English is becoming increasingly “verbalized” — extinction used to be a state of (non)being -a species became extinct.  Now it’s a destination: species go extinct — I suppose it’s a logical extension of “going the way of the dodo.” (The dodo has left the building. . .)   Now we “surveille” and “liaise” with impunity.   I suppose I shouldn’t cut up so rough about it.  After all, we house and chair, surf and ski, task and trial, and a dozen other nouns we’ve multi-tasked into verbs.  When you get right down to it, even Shakespeare did it.  Our English-speaking tendency to twist and tinkertoy (–see what I just did there?) the language to suit, and to neologize on demand is one of the reasons English is just about the most versatile language on the planet.

Also in a grammatical vein, the expression “in the meanwhile” — I was taught either “in the meantime” or “meanwhile,” but this mash-up expression “in the meanwhile” keeps turning up — even my most favorite author, who has a grasp of grammar and syntax that amounts to a half nelson, uses it unabashedly.


In other news, I’ve called my friend and lined up the “muscle” for the proposed furniture reconfiguration next week, and I’ve got my daddy-sitting dates for February that I need to transfer to my calendar.  I’m contemplating performing tuna salad — I’ve got the cans of tuna and the dish set out on the counter, just waiting for the spirit to move me.  I’ve been wanting to make some, and I need to use up an onion that was trying to sprout.  I have a refrigerator that dates from the 1970’s, the era of butter/margarine in a stick and covered oblong butter dishes.  (We have since entered the era of tub margarine.)  I keep my onions in the part of the refrigerator door engineered to keep the butter/margarine from getting rock hard — it’s up at the top of the door and has a little lid that raises up.  There’s also a “utility” area beside it, which also has a little lid, for things like cream cheese, and block cheese — i.e., room for more onions.  My onions keep there for months, long enough to start sprouting, in fact.  There is an erroneous belief floating about that onion sprouts are poisonous**.  If this were the case, I’d be long dead.  When I make tuna salad, I use raw onions, chopped kosher dill pickles, and chopped olives, with mayonnaise for the dressing.  A tuna salad sandwich on bread machine bread. . . major nummies.

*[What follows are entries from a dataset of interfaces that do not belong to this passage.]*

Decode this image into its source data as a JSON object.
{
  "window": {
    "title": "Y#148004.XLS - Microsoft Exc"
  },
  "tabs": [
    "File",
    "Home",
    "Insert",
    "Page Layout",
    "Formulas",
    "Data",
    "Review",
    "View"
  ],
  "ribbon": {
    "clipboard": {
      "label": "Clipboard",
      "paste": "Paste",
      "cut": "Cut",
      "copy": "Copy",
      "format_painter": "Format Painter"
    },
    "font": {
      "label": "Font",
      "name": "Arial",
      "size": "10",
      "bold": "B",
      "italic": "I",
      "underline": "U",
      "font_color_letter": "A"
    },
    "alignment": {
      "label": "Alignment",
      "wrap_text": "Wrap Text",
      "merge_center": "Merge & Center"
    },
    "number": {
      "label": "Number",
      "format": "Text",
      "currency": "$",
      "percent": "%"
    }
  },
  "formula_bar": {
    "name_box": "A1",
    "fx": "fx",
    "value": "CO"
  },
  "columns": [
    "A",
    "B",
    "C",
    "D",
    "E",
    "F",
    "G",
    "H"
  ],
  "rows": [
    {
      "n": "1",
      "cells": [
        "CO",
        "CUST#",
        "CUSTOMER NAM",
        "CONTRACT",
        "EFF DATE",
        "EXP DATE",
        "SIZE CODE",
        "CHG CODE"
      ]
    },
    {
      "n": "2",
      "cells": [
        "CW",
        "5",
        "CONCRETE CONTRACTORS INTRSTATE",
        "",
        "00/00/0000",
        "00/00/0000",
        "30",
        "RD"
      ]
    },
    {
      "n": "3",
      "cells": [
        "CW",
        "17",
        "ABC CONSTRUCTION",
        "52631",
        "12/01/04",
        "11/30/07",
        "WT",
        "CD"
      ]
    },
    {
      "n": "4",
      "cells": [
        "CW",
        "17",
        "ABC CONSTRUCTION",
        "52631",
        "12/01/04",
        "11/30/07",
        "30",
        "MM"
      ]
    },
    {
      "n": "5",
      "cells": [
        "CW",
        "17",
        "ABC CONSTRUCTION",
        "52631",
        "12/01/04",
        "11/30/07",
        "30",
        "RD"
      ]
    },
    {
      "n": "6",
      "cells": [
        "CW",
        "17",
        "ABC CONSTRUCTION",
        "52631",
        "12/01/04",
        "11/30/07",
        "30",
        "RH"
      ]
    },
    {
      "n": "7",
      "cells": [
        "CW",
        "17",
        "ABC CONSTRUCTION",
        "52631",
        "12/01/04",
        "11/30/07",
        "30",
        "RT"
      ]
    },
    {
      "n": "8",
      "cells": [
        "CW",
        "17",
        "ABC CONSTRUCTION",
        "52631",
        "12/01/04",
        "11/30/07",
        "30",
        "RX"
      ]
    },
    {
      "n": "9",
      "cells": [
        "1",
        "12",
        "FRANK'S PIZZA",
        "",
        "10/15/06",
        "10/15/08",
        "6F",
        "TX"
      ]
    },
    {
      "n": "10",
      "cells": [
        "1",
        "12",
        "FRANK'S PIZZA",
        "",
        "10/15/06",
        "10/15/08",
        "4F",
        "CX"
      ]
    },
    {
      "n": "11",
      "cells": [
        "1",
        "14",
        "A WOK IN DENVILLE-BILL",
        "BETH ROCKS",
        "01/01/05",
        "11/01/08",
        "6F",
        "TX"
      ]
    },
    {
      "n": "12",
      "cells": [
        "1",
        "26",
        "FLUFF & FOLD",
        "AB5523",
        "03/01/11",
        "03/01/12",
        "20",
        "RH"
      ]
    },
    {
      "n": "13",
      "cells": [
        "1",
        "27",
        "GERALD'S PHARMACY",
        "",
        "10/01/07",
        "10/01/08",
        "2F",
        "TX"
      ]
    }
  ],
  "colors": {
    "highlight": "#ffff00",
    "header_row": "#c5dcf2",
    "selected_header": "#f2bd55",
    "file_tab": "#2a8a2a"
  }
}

**Potato sprouts are, in fact, toxic.  Potatoes and tomatoes are members of the nightshade family, and most green portions (leaves and stems) of plants in this family contain an alkaloid poison called solanine.